Deby's 37-year-old son Mahamat, who took the helm of the so-called Transitional Military Council (CMT), named a government comprising 40 ministers and secretaries of state (deputy ministers) and created a new National Reconciliation and Dialogue Ministry, the spokesman said in a televised statement.
The new ministry is to be headed by 70-year-old Acheick Ibn Oumar, a former rebel chief who became a diplomatic adviser to the presidency in 2019.
The head of the junta also retained some members of his late father’s cabinet in their positions. Among them are Mr Tahir Hamid Nguilin at the Ministry of Finance and Budget, Dr Issa Doubragne at the Ministry of Economy, Planning, Development and International Cooperation, and Dr Abdoulaye Sabre Fadoul at the Ministry of Health and National Solidarity.
While the main opposition leader, Saleh Kebzabo, was not named to the transitional government, another opposition figure, Mahamat Ahmat Alhabo, will be justice minister, junta spokesman Azem Bermandoa Agouna announced.
At least three members of the opposition have been named in the transitional government.
Opposition parties have scorned a pledge by the junta to restore democracy in Chad within 18 months.
Earlier Sunday, the junta announced the lifting of an overnight curfew introduced after Deby's death.
The army said Deby died from wounds sustained in fighting with rebel forces in the north of the poor Sahel country last month.
The military has said that Deby died during fighting with rebels from the Libya-based Front for Change and Concord in Chad (FACT), who had launched an election day offensive on April 11.
The announcement of Deby's death came only a day after he was proclaimed winner of the presidential election, handing him a sixth term in office after three decades of iron-fisted rule in the former French colony.
Tensions are high in the country, with the military saying that six people were killed last week during demonstrations in the capital N'Djamena and the south against the formation of the junta.

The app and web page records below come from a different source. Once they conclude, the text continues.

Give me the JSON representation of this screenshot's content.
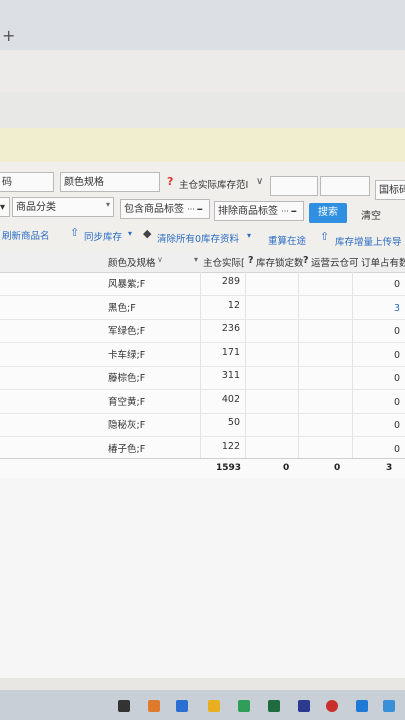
{
  "browser": {
    "new_tab_symbol": "+"
  },
  "filters": {
    "code_suffix": "码",
    "color_spec_label": "颜色规格",
    "warehouse_stock_range_label": "主仓实际库存范I",
    "barcode_label": "国标码",
    "product_category_label": "商品分类",
    "include_tag_label": "包含商品标签",
    "exclude_tag_label": "排除商品标签",
    "dots": "··· ━",
    "search_label": "搜索",
    "clear_label": "清空"
  },
  "actions": {
    "refresh_name": "刷新商品名",
    "sync_stock": "同步库存",
    "clear_zero_stock": "清除所有0库存资料",
    "recalc_in_transit": "重算在途",
    "upload_stock_increment": "库存增量上传导"
  },
  "table": {
    "headers": {
      "color_spec": "颜色及规格",
      "main_warehouse_actual": "主仓实际[",
      "stock_locked": "库存锁定数",
      "cloud_warehouse_available": "运营云仓可",
      "order_occupied": "订单占有数"
    },
    "rows": [
      {
        "name": "风暴紫;F",
        "qty": "289",
        "last": "0"
      },
      {
        "name": "黑色;F",
        "qty": "12",
        "last": "3"
      },
      {
        "name": "军绿色;F",
        "qty": "236",
        "last": "0"
      },
      {
        "name": "卡车绿;F",
        "qty": "171",
        "last": "0"
      },
      {
        "name": "藤棕色;F",
        "qty": "311",
        "last": "0"
      },
      {
        "name": "育空黄;F",
        "qty": "402",
        "last": "0"
      },
      {
        "name": "隐秘灰;F",
        "qty": "50",
        "last": "0"
      },
      {
        "name": "椿子色;F",
        "qty": "122",
        "last": "0"
      }
    ],
    "totals": {
      "main": "1593",
      "locked": "0",
      "cloud": "0",
      "occupied": "3"
    }
  },
  "colors": {
    "accent": "#2f8fe0",
    "link": "#2b6cc4",
    "warning": "#d9342b"
  }
}
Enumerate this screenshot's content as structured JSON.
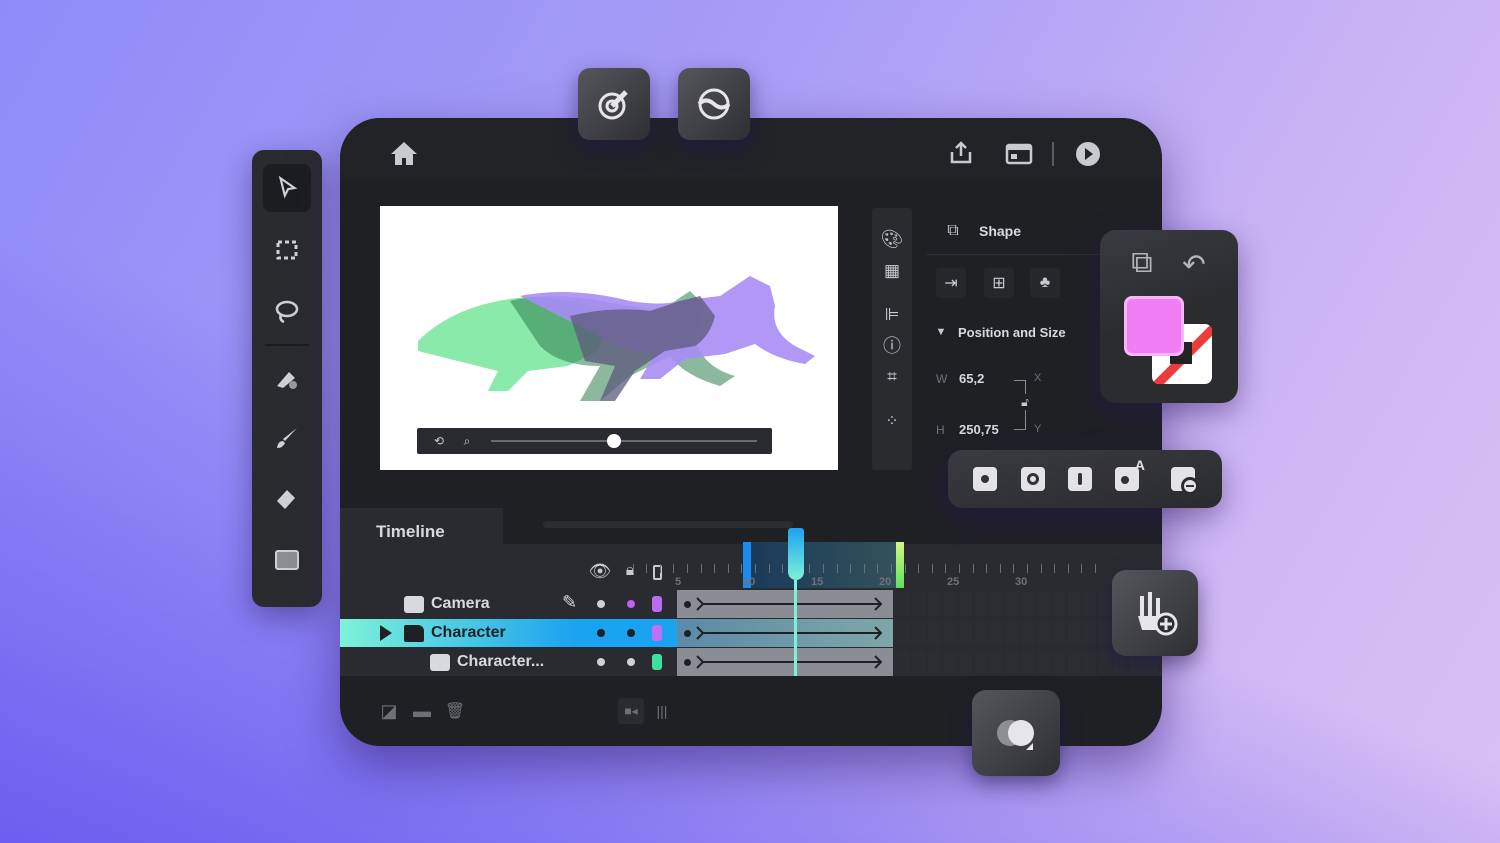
{
  "colors": {
    "accent_blue": "#1aa3f0",
    "accent_cyan": "#7ef2d8",
    "accent_green": "#a8f060",
    "fill_color": "#f27ef5",
    "cat_green": "#7de8a0",
    "cat_purple": "#a98cf5",
    "cat_gray": "#707282"
  },
  "toolbar": {
    "tools": [
      "select-arrow-icon",
      "transform-icon",
      "lasso-icon",
      "paint-bucket-icon",
      "brush-icon",
      "eraser-icon",
      "rectangle-icon"
    ]
  },
  "floating_top": [
    "brush-target-icon",
    "smooth-stroke-icon"
  ],
  "header": {
    "icons": [
      "home-icon",
      "share-icon",
      "window-icon",
      "play-icon"
    ]
  },
  "panel": {
    "section": "Shape",
    "group": "Position and Size",
    "w_label": "W",
    "w_value": "65,2",
    "h_label": "H",
    "h_value": "250,75",
    "x_label": "X",
    "y_label": "Y"
  },
  "timeline": {
    "title": "Timeline",
    "ruler_labels": [
      "5",
      "10",
      "15",
      "20",
      "25",
      "30"
    ],
    "range_start_frame": 5,
    "playhead_frame": 13,
    "range_end_frame": 16,
    "layers": [
      {
        "name": "Camera",
        "type": "camera",
        "chip": "#b86cf2",
        "selected": false
      },
      {
        "name": "Character",
        "type": "folder",
        "chip": "#c070f0",
        "selected": true
      },
      {
        "name": "Character...",
        "type": "layer",
        "chip": "#3ee0a0",
        "selected": false
      }
    ]
  }
}
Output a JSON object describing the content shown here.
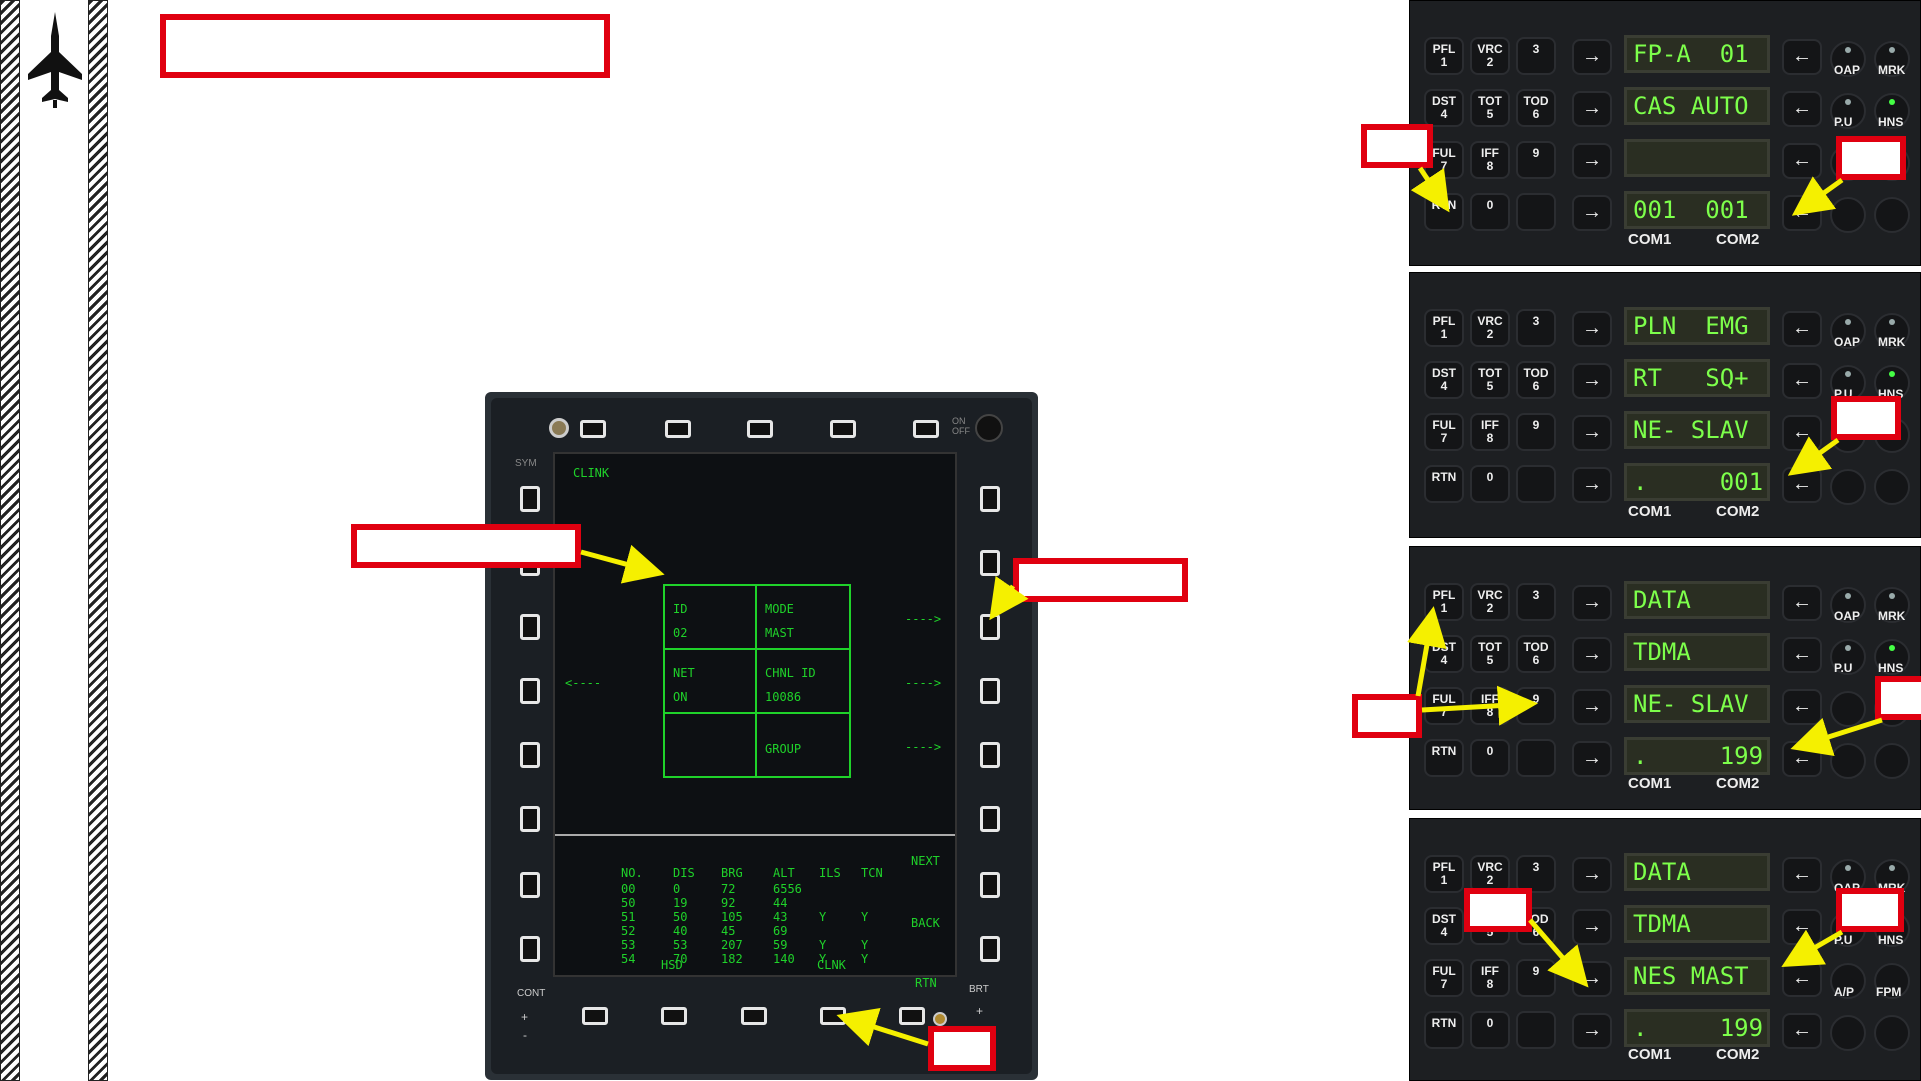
{
  "mfd": {
    "title": "CLINK",
    "labels": {
      "sym": "SYM",
      "onoff": "ON\nOFF",
      "cont": "CONT",
      "brt": "BRT",
      "plus": "+",
      "minus": "-"
    },
    "grid": {
      "id_label": "ID",
      "id_value": "02",
      "mode_label": "MODE",
      "mode_value": "MAST",
      "net_label": "NET",
      "net_value": "ON",
      "chnl_label": "CHNL ID",
      "chnl_value": "10086",
      "group_label": "GROUP"
    },
    "arrows": {
      "left": "<----",
      "right1": "---->",
      "right2": "---->",
      "right3": "---->"
    },
    "side": {
      "next": "NEXT",
      "back": "BACK",
      "rtn": "RTN"
    },
    "bottom": {
      "hsd": "HSD",
      "clnk": "CLNK"
    },
    "table": {
      "headers": [
        "NO.",
        "DIS",
        "BRG",
        "ALT",
        "ILS",
        "TCN"
      ],
      "rows": [
        [
          "00",
          "0",
          "72",
          "6556",
          "",
          ""
        ],
        [
          "50",
          "19",
          "92",
          "44",
          "",
          ""
        ],
        [
          "51",
          "50",
          "105",
          "43",
          "Y",
          "Y"
        ],
        [
          "52",
          "40",
          "45",
          "69",
          "",
          ""
        ],
        [
          "53",
          "53",
          "207",
          "59",
          "Y",
          "Y"
        ],
        [
          "54",
          "70",
          "182",
          "140",
          "Y",
          "Y"
        ]
      ]
    }
  },
  "ufc_keys": {
    "k1": "PFL\n1",
    "k2": "VRC\n2",
    "k3": "3",
    "k4": "DST\n4",
    "k5": "TOT\n5",
    "k6": "TOD\n6",
    "k7": "FUL\n7",
    "k8": "IFF\n8",
    "k9": "9",
    "kr": "RTN",
    "k0": "0",
    "oap": "OAP",
    "mrk": "MRK",
    "pu": "P.U",
    "hns": "HNS",
    "ap": "A/P",
    "fpm": "FPM",
    "com1": "COM1",
    "com2": "COM2"
  },
  "ufc_panels": [
    {
      "lines": [
        "FP-A  01",
        "CAS AUTO",
        "",
        "001  001"
      ]
    },
    {
      "lines": [
        "PLN  EMG",
        "RT   SQ+",
        "NE- SLAV",
        ".     001"
      ]
    },
    {
      "lines": [
        "DATA",
        "TDMA",
        "NE- SLAV",
        ".     199"
      ]
    },
    {
      "lines": [
        "DATA",
        "TDMA",
        "NES MAST",
        ".     199"
      ]
    }
  ],
  "colors": {
    "callout": "#e00010",
    "arrow": "#f5f000",
    "phosphor": "#1fd22a",
    "ufc_text": "#7dff4b"
  }
}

A local aid group has put the death toll at nine. More than 650 people were arrested during the protests, which had been banned by the authorities.